What to produce:
An exact reproduction of the records is required. Images must be left out.

Materials provided:
##########

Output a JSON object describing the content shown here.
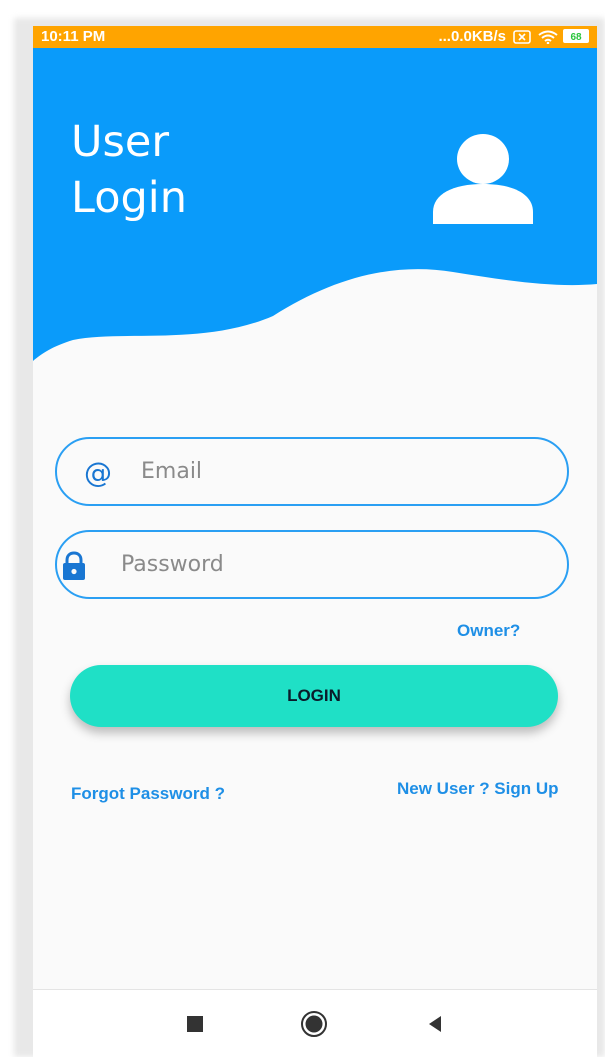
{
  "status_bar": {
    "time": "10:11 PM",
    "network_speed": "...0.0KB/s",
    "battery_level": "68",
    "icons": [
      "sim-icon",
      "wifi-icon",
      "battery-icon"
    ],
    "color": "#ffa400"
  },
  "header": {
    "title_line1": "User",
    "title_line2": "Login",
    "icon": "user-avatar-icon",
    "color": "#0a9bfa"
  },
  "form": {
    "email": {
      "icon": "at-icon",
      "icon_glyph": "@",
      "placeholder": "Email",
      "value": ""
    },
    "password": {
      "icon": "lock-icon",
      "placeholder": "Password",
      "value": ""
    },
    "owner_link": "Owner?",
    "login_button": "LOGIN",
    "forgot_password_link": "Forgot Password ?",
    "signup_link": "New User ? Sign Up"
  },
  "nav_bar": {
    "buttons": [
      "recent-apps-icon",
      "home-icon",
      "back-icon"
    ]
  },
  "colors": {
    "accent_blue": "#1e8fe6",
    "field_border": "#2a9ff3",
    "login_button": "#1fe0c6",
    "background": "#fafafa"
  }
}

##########

Reply:
Output a JSON object describing the content shown here.
{
  "status_bar": {
    "time": "10:11 PM",
    "network_speed": "...0.0KB/s",
    "battery_level": "68",
    "icons": [
      "sim-icon",
      "wifi-icon",
      "battery-icon"
    ],
    "color": "#ffa400"
  },
  "header": {
    "title_line1": "User",
    "title_line2": "Login",
    "icon": "user-avatar-icon",
    "color": "#0a9bfa"
  },
  "form": {
    "email": {
      "icon": "at-icon",
      "icon_glyph": "@",
      "placeholder": "Email",
      "value": ""
    },
    "password": {
      "icon": "lock-icon",
      "placeholder": "Password",
      "value": ""
    },
    "owner_link": "Owner?",
    "login_button": "LOGIN",
    "forgot_password_link": "Forgot Password ?",
    "signup_link": "New User ? Sign Up"
  },
  "nav_bar": {
    "buttons": [
      "recent-apps-icon",
      "home-icon",
      "back-icon"
    ]
  },
  "colors": {
    "accent_blue": "#1e8fe6",
    "field_border": "#2a9ff3",
    "login_button": "#1fe0c6",
    "background": "#fafafa"
  }
}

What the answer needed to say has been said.